Wait... when you say "instantiate", do you really mean "initialise"? Because that would make the comment a lot more comprehensible.
So... just to be precise, when you specify a value for a member in the class declaration, like so:
bool m_progressWizardBool = false;
what you're technically doing is specifying a default
initial value for the member. If you don't explicitly initialise the member to a value, then it will be initialised by default to the value you've put in the class declaration.
There's nothing wrong with doing it that way. However, whoever is reviewing your code (you don't say who that is) doesn't seem to like you doing it that way, and prefers you to use an intialiser list in the constructor, just like Ganado, and FurryGuy in his first example, show you. This is the traditional way, that's been part of C++ from the beginning, and any textbook or tutorial will explain this as a way to initialise your variables.
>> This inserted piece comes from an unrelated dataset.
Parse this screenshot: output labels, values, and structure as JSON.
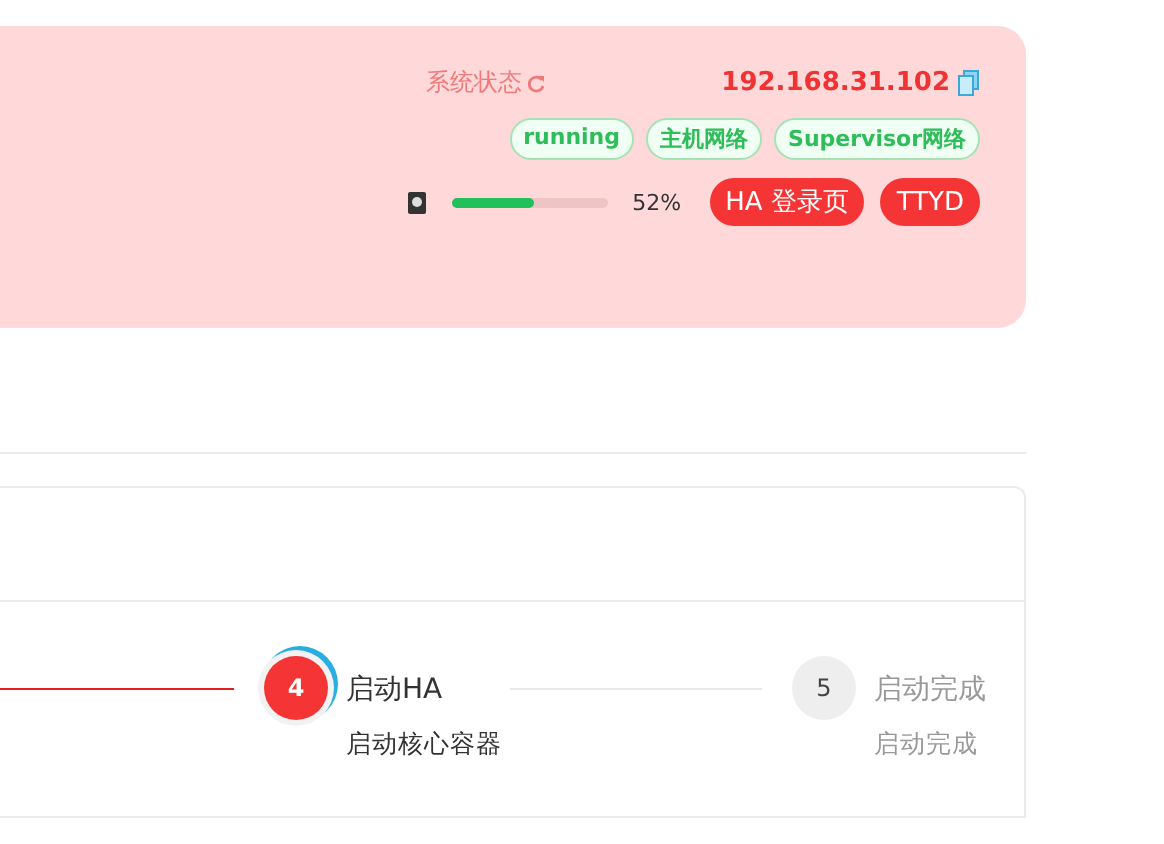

We can't know why your reviewer doesn't want you to do it the way you did. But if they're no longer around to give any further communication, why care about their unexplained preferences?